26th February 2019
Korean researchers said they have discovered a biomarker to predict a therapy response more precisely in patients with chronic myeloid leukaemia, which they said was for the first time in the world.
The Korea Health Industry Development Institute said a study by Kim Jong-won, a professor at the Department of Laboratory Medicine and Genetics, Samsung Medical Center, and his research team discovered the first predictive biomarker that can predict the deep molecular response (DMR) of leukaemia genes for the first time in the world.
DMR refers to a condition in which almost no BCR-ABL gene, the primary cause of chronic myeloid leukaemia, is detected. The research laid the groundwork for the development of objective guidelines for discontinuation of drug administration, it added.
Chronic myeloid leukaemia is a type of cancer of white blood cells caused by the abnormal proliferation of hematopoietic stem cells. Imatinib (brand name: Glivec) is a therapy for chronic myeloid leukaemia.

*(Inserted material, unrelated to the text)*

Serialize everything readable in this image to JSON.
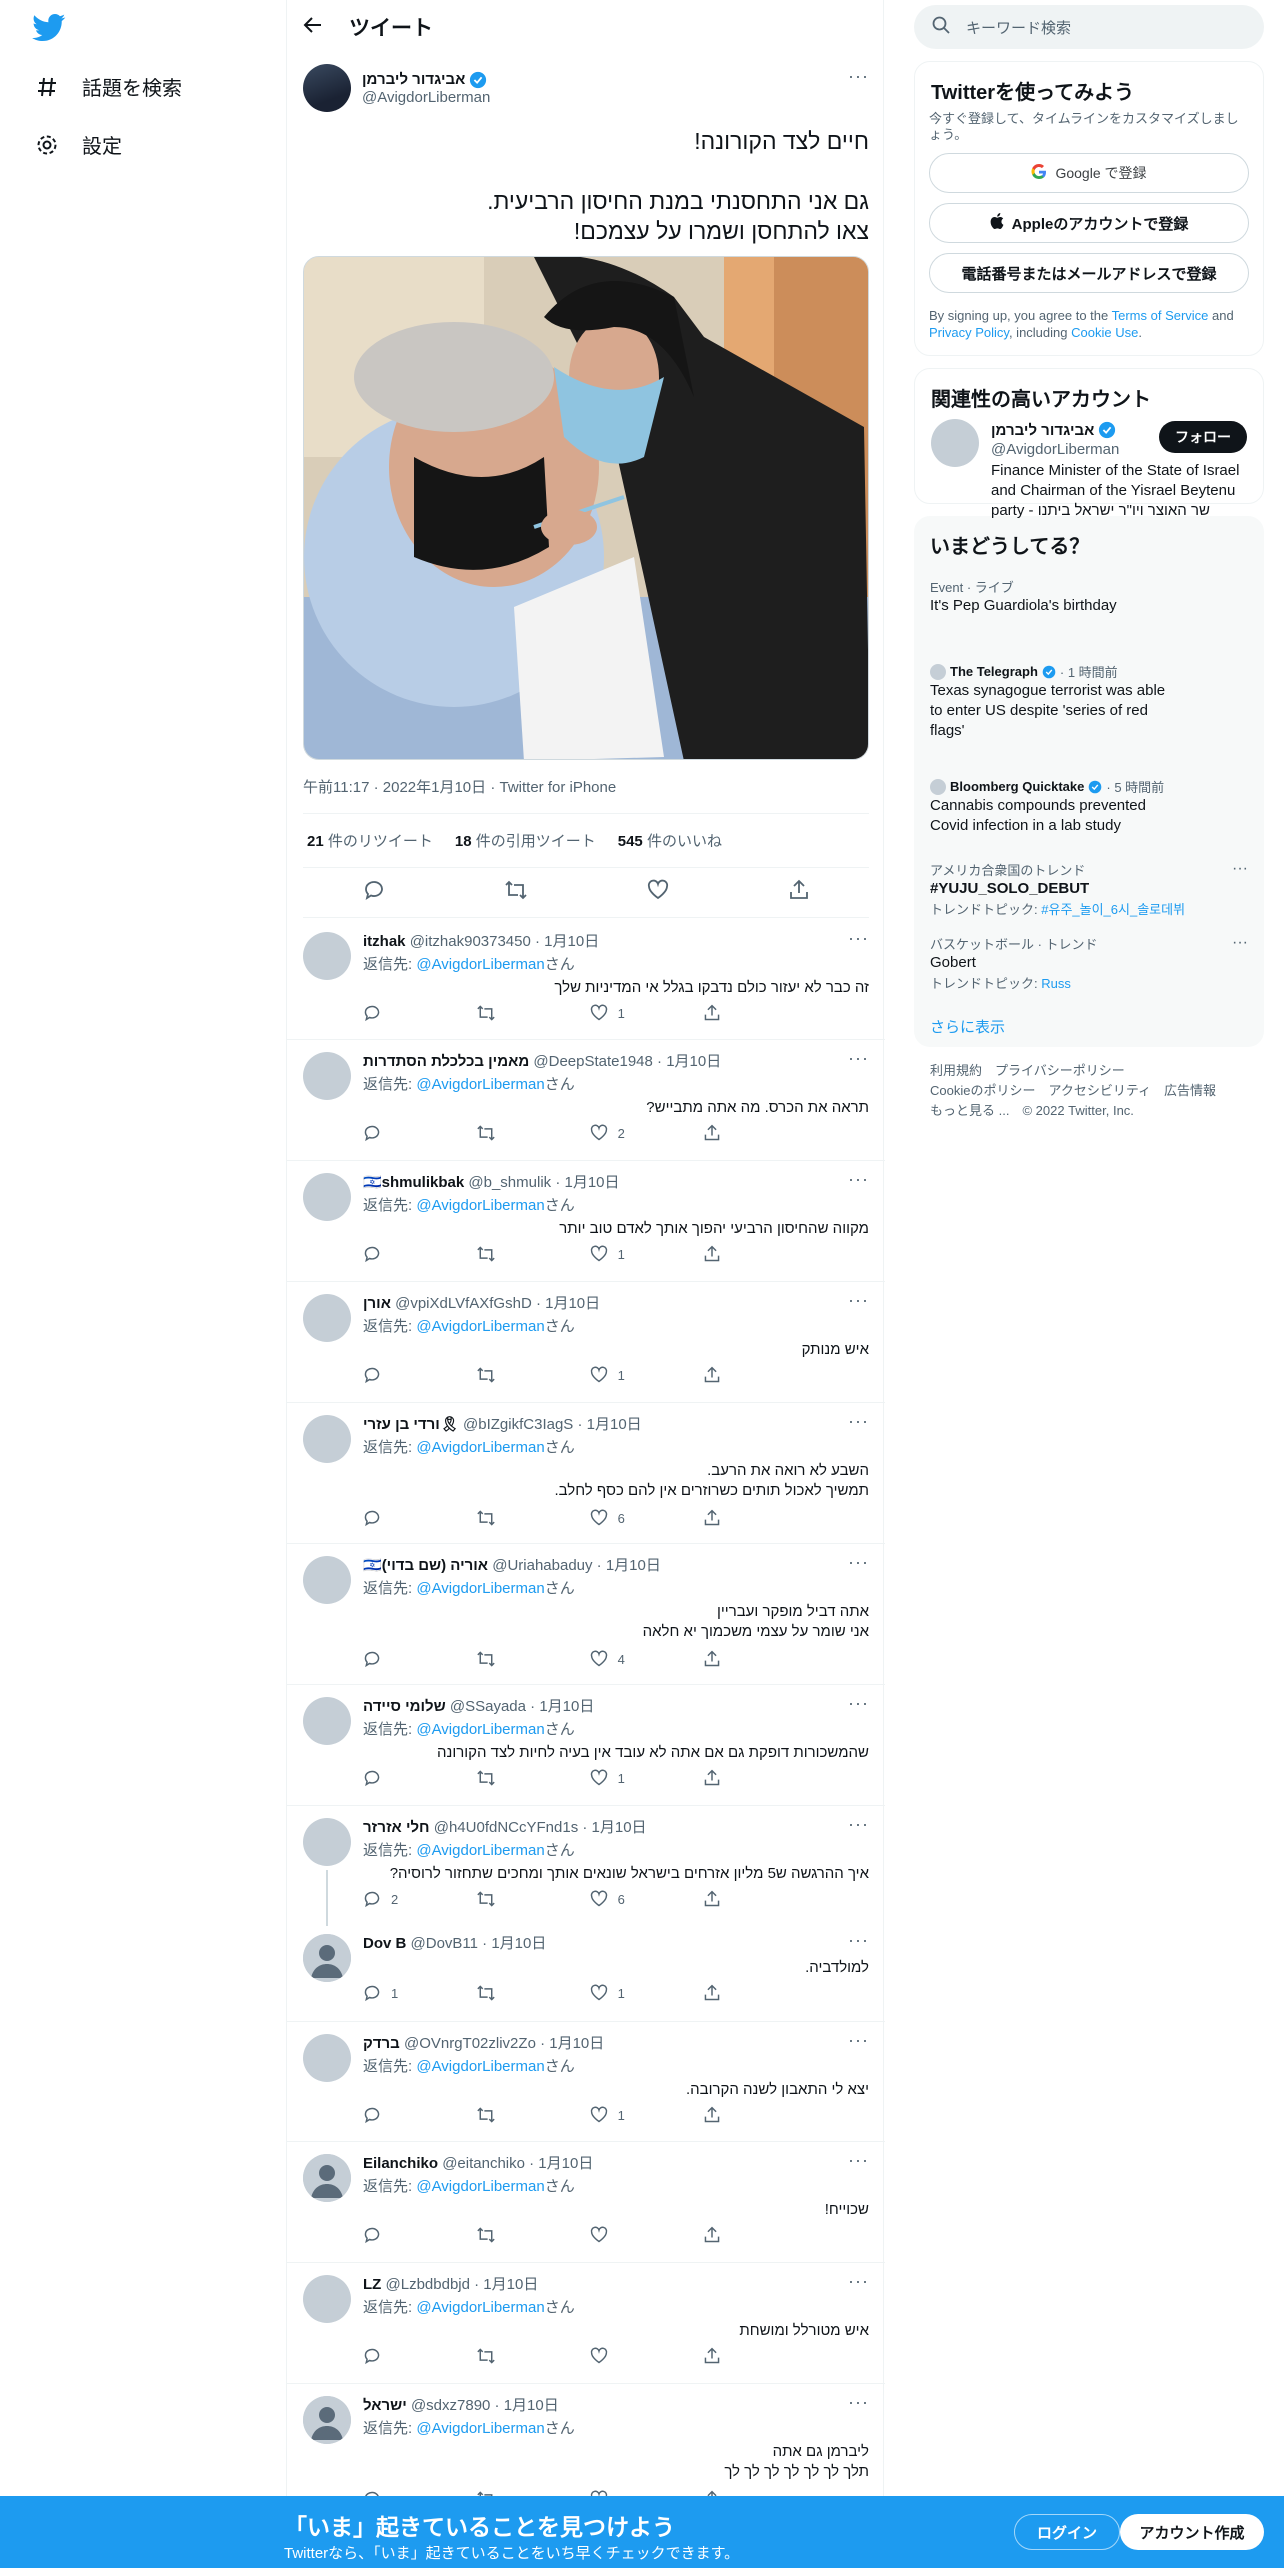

Imatinib is a targeted therapy that selectively inhibits the gene BCR-ABL, which appears in over 90 percent of patients with chronic myeloid leukaemia.

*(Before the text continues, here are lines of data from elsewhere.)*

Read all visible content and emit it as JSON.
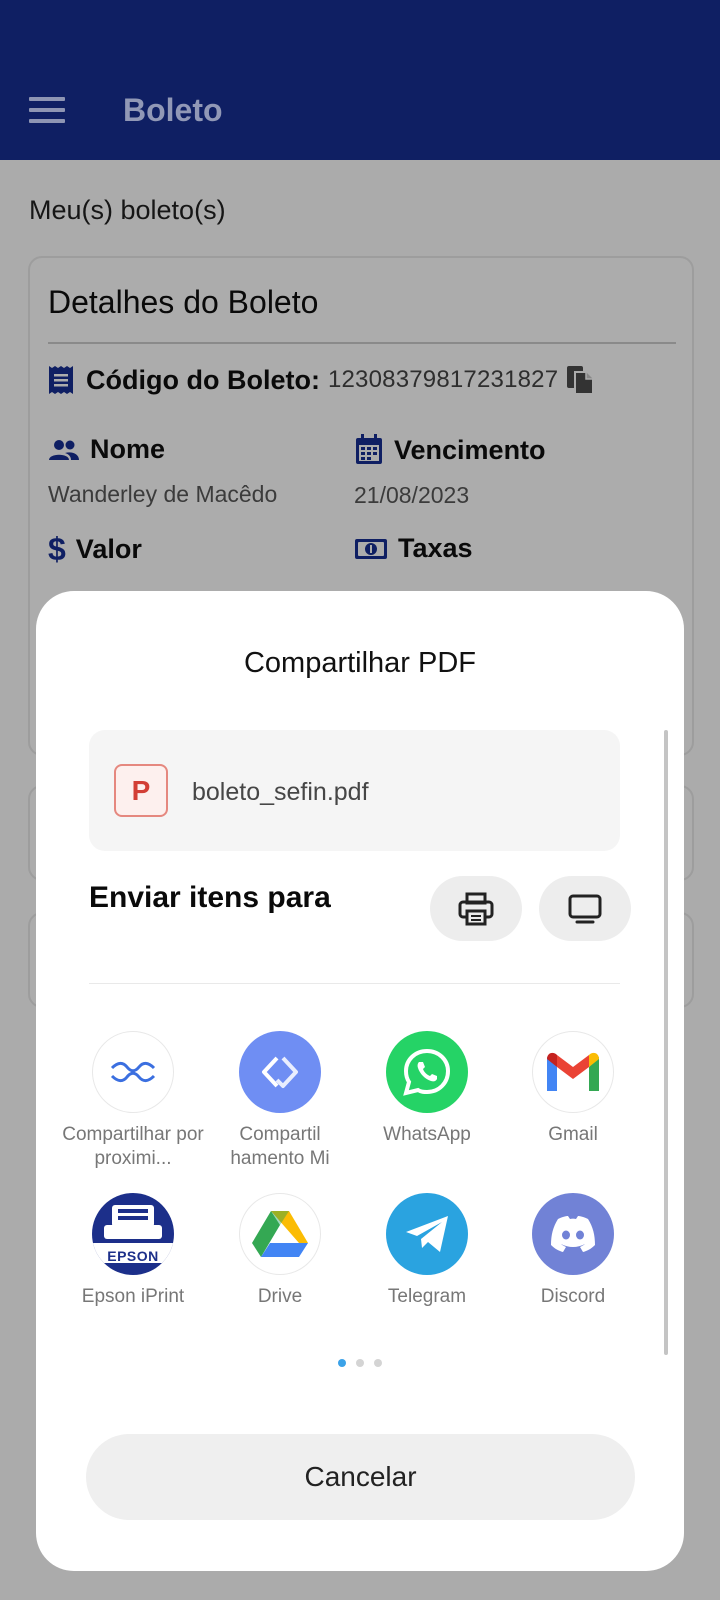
{
  "appbar": {
    "title": "Boleto",
    "color": "#0f1f63"
  },
  "page": {
    "subtitle": "Meu(s) boleto(s)"
  },
  "boleto_card": {
    "title": "Detalhes do Boleto",
    "code_label": "Código do Boleto:",
    "code_value": "12308379817231827",
    "fields": {
      "nome": {
        "label": "Nome",
        "value": "Wanderley de Macêdo"
      },
      "vencimento": {
        "label": "Vencimento",
        "value": "21/08/2023"
      },
      "valor": {
        "label": "Valor"
      },
      "taxas": {
        "label": "Taxas"
      }
    }
  },
  "share_sheet": {
    "title": "Compartilhar PDF",
    "file": {
      "icon_letter": "P",
      "name": "boleto_sefin.pdf"
    },
    "send_title": "Enviar itens para",
    "apps": [
      {
        "label": "Compartilhar por proximi...",
        "icon": "nearby-share-icon"
      },
      {
        "label": "Compartil hamento Mi",
        "icon": "mi-share-icon"
      },
      {
        "label": "WhatsApp",
        "icon": "whatsapp-icon"
      },
      {
        "label": "Gmail",
        "icon": "gmail-icon"
      },
      {
        "label": "Epson iPrint",
        "icon": "epson-iprint-icon",
        "badge": "EPSON"
      },
      {
        "label": "Drive",
        "icon": "google-drive-icon"
      },
      {
        "label": "Telegram",
        "icon": "telegram-icon"
      },
      {
        "label": "Discord",
        "icon": "discord-icon"
      }
    ],
    "page_indicator": {
      "count": 3,
      "active": 1
    },
    "cancel_label": "Cancelar"
  }
}
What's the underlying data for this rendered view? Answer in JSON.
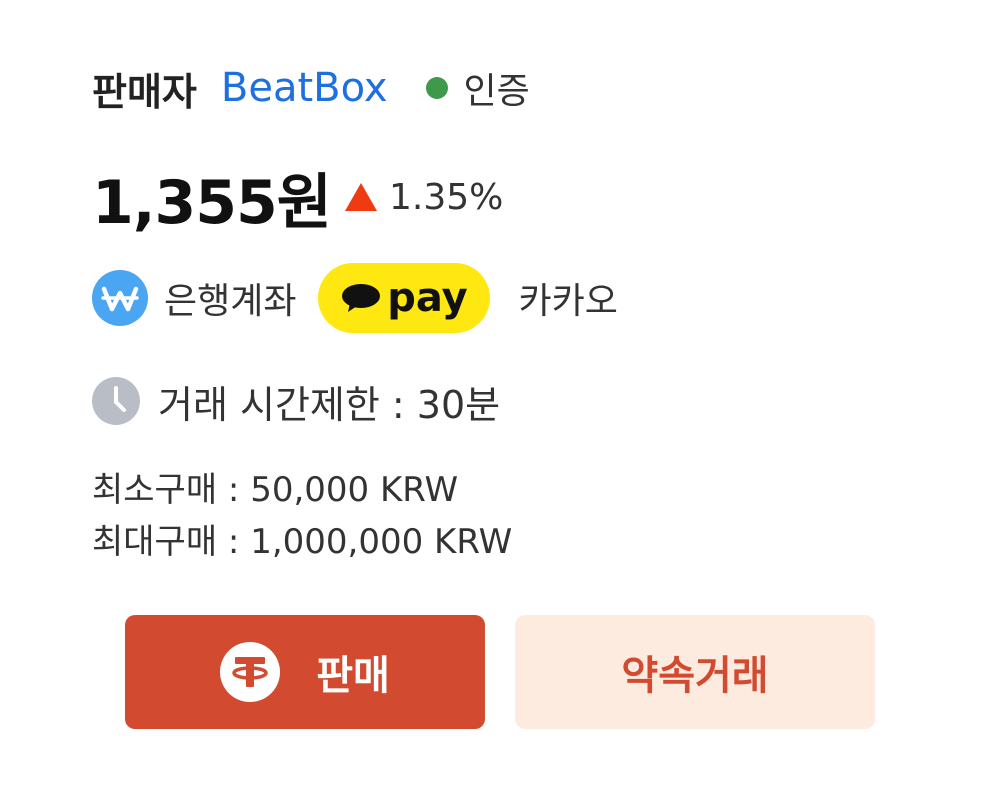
{
  "seller": {
    "label": "판매자",
    "name": "BeatBox",
    "verified_label": "인증",
    "verified_color": "#3e9a4a"
  },
  "price": {
    "value": "1,355원",
    "change": "1.35%",
    "change_direction": "up",
    "change_color": "#ef3a12"
  },
  "payment": {
    "bank_icon": "won-icon",
    "bank_label": "은행계좌",
    "kakao_icon": "kakaopay-logo",
    "kakao_pay_text": "pay",
    "kakao_label": "카카오"
  },
  "time_limit": {
    "icon": "clock-icon",
    "label": "거래 시간제한 : 30분"
  },
  "limits": {
    "min": "최소구매 : 50,000  KRW",
    "max": "최대구매 : 1,000,000 KRW"
  },
  "buttons": {
    "sell_icon": "tether-icon",
    "sell_label": "판매",
    "sell_color": "#d24b30",
    "promise_label": "약속거래",
    "promise_bg": "#feebe0"
  }
}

However, there was no biomarker to predict the recurrence of the disease in patients who do not show a therapeutic response after the imatinib administration.
Physicians have relied only on their judgement to decide whether to discontinue the treatment.
Kim’s research team monitored and analysed the genome data of 471 patients of Korean and European descent who were taking imatinib for about five years, and verified study results through gene control.
The study showed that patients, whose cancer-causing BCR-ABL gene was consistently detected, had an association with a particular genotype of HMGCLL1, a mutation gene in chromosome 6 which the team newly discovered.
Chronic myeloid leukaemia requires long-term medication, so we need a biomarker to predict the possibility of recurrence. I hope this study can contribute to the functional cure of leukaemia.Kim Jong-won
The researchers conducted the study with the support of the Ministry of Health and Welfare’s program to develop technologies overcoming diseases. The study has been published on the latest issue of Leukemia, one of the leading hematology journals.
Credit: Korea Biomedical Review